Entire School District Gets CPR Certified, Fake Tourniquets and Protecting Medics from Violence

Issue 10 and Volume 40.


About a year ago, New Jersey state lawmakers signed into law that every K–12 school must have a defibrillator on site, an emergency action plan in place and at least five CPRtrained staff members. But the Pascack Valley Regional High School District decided that wasn’t enough. Instead, the district helped CPR-certify all of its 2,000 students, teachers and staff.

“In 2014, we had a track runner at one of our high schools collapse in cardiac arrest,” the district’s Director of Curriculum Barry Bachenheimer, PhD, EMT, said. “Thanks to the quick reaction and implementation of CPR and an AED by students, coaches, the trainer and local EMS, the student had a full recovery. As a result, we as a district, supported by our board of education, decided that every one of our students, faculty and staff would not only be trained, but also certified in CPR every year.”

The mass certification was so impressive that even the American Heart Association took notice. It gave the school district an award for promoting the “chain of survival.”

We give a thumbs up to the Pascack Valley Regional High School District for their commitment to the safety and wellness to their community. They’ve set an excellent example, and hopefully other schools around the country will soon follow suit.


As first responders, we often rely on various equipment and materials to aid us in our lifesaving work. When that equipment can’t be trusted, the consequences are serious. Unfortunately that’s exactly what happened in New Hampshire.

Emergency responders from Woodsville Rescue Ambulance were treating an injured motorcyclist. When a knock-off combat application tourniquet (CAT) was applied to the man’s leg, the windlass rod snapped, rendering it useless. Thankfully, there were other non-faulty products onboard, and the patient was transported safely to the hospital. However, this incident prompted the state to alert medical professionals that counterfeit tourniquets were being sold illegally, and that patients’ lives could be at risk.

The maker of CATs, North American Rescue, suspects the fakes are being made in China and being sold for about a third of the price. The company encourages medical personnel to contact them to make sure their tourniquets are authentic.

“These counterfeit tourniquets are being made with inferior materials and design. They also are not being made with the high standard quality control processes used in making CATs,” the company said in a press release. “Some counterfeits have catastrophically failed during actual lifesaving applications. There are several counterfeit medical devices on the market sold by online vendors on eBay, Amazon and Alibaba. It’s essential for agencies to know they are buying authentic and quality medical devices. They want to be sure that the tourniquet they buy will work when it is needed.”

We give a thumbs down to the peddlers of these fake tourniquets.
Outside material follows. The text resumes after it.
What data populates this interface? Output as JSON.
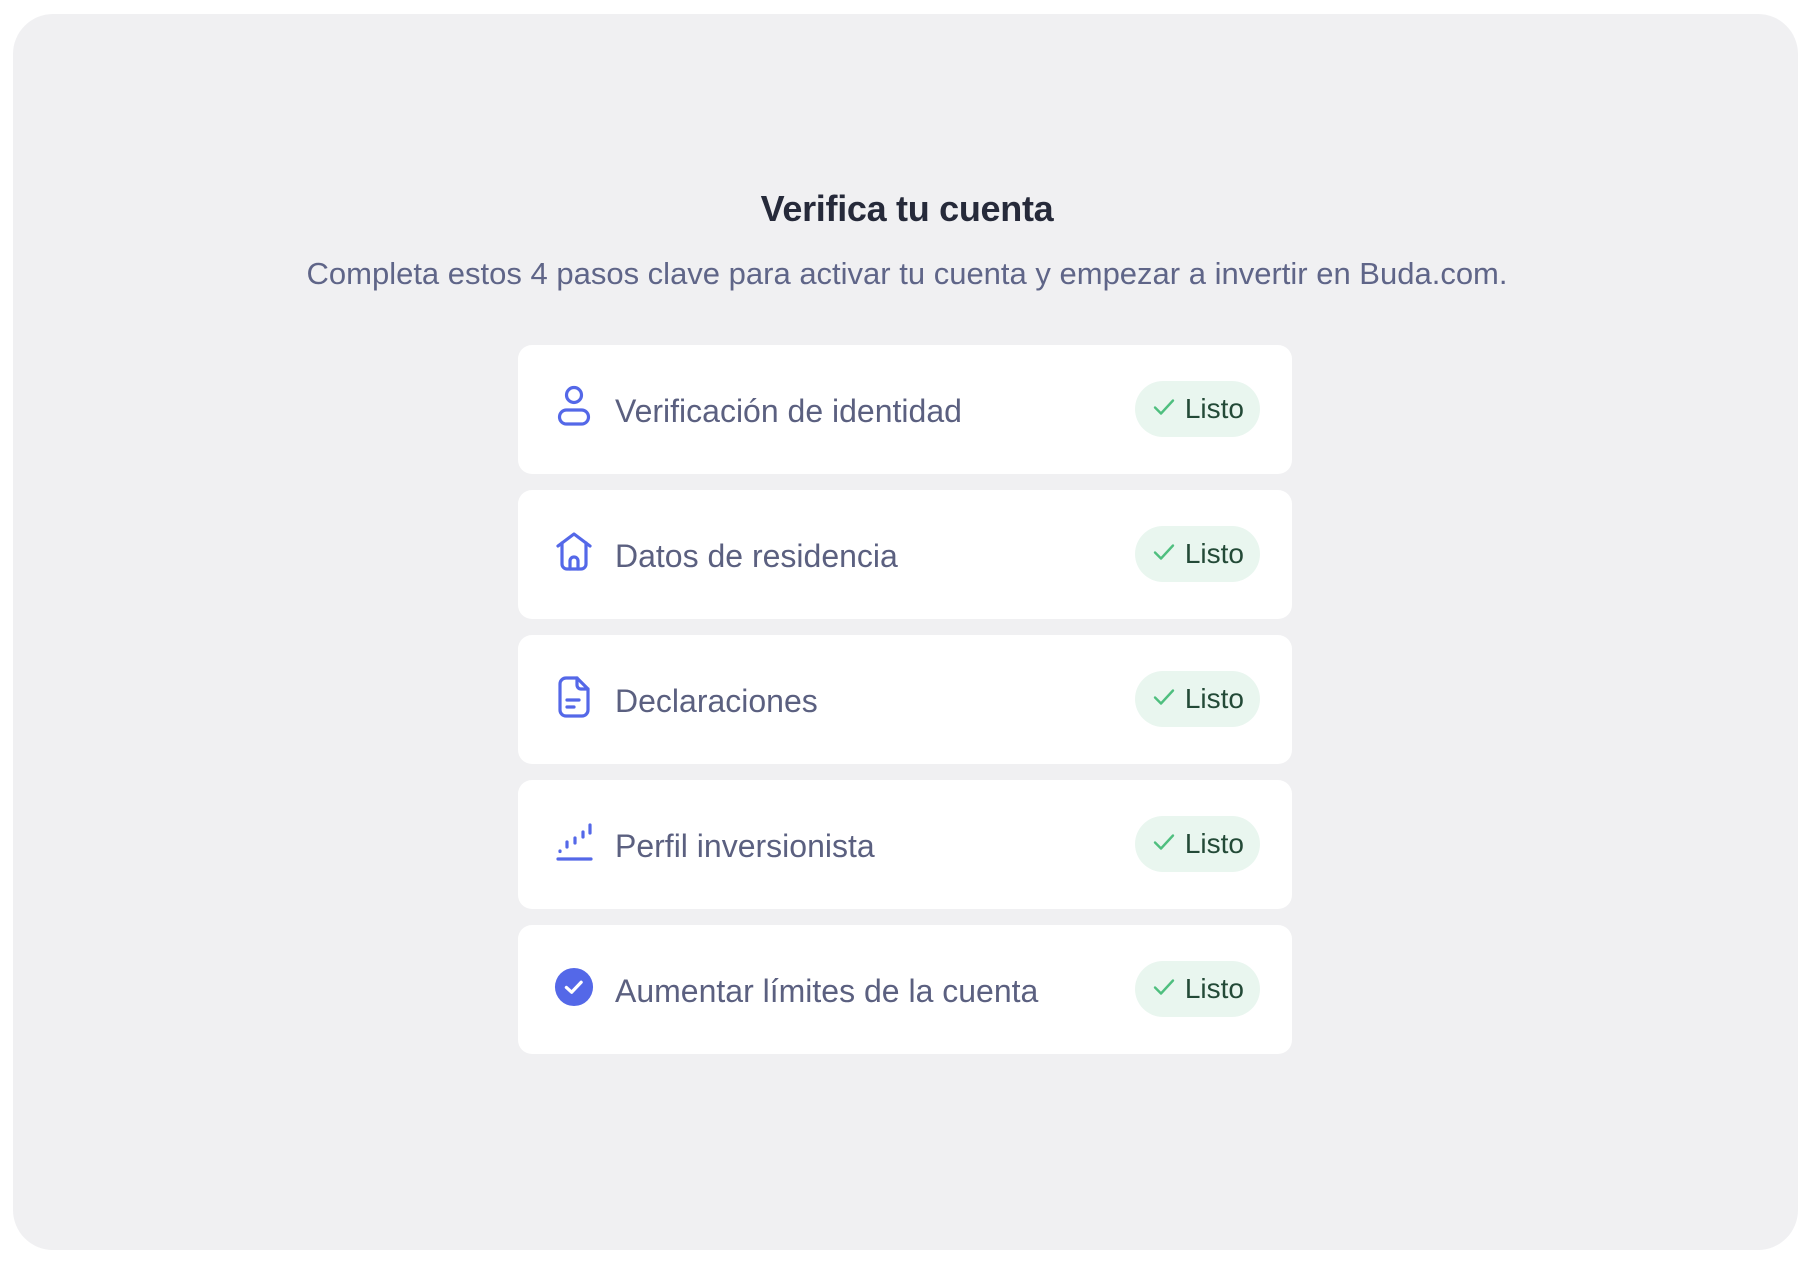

They’ve made the unethical choice to value a quick buck over people’s lives.


Violence against first responders is a scary truth that often gets forgotten, which is why one social media campaign out of South Australia is trying to remind others of the dangers of EMS.

The “Keep Your Hands Off Our Ambos” campaign aims to educate the public about the violence EMS workers can face, a threat that most people are unaware of. A video released by South Australia’s department of health depicts a severely injured patient’s friend pushing an EMT. The video makes the point, “I can’t fight for your mate’s life if I’m fighting for mine.” It’s been seen by millions of people across the world.

The best part? The campaign seems to be working. Australian emergency workers have seen a 45% decrease in attacks since the campaign launched, though officials say they won’t be completely satisfied until the number of attacks drops to zero.

We give a thumbs up to the South Australian government for shining a light on a serious issue many people don’t know about. Their effective efforts are making first responders, and the communities they serve, much safer.